• Work required: Could you output every record below exactly as it appears?

Recorded data:
════════

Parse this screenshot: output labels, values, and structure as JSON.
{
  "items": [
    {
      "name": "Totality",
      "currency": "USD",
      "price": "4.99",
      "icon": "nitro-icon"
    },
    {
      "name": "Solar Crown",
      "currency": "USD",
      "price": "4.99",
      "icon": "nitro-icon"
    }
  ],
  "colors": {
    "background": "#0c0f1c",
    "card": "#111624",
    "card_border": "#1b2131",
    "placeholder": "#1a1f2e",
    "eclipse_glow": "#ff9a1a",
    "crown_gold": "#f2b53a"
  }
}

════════

• Exercise answer:
Parse this screenshot: output labels, values, and structure as JSON.
{
  "items": [
    {
      "name": "Totality",
      "currency": "USD",
      "price": "4.99",
      "icon": "nitro-icon"
    },
    {
      "name": "Solar Crown",
      "currency": "USD",
      "price": "4.99",
      "icon": "nitro-icon"
    }
  ],
  "colors": {
    "background": "#0c0f1c",
    "card": "#111624",
    "card_border": "#1b2131",
    "placeholder": "#1a1f2e",
    "eclipse_glow": "#ff9a1a",
    "crown_gold": "#f2b53a"
  }
}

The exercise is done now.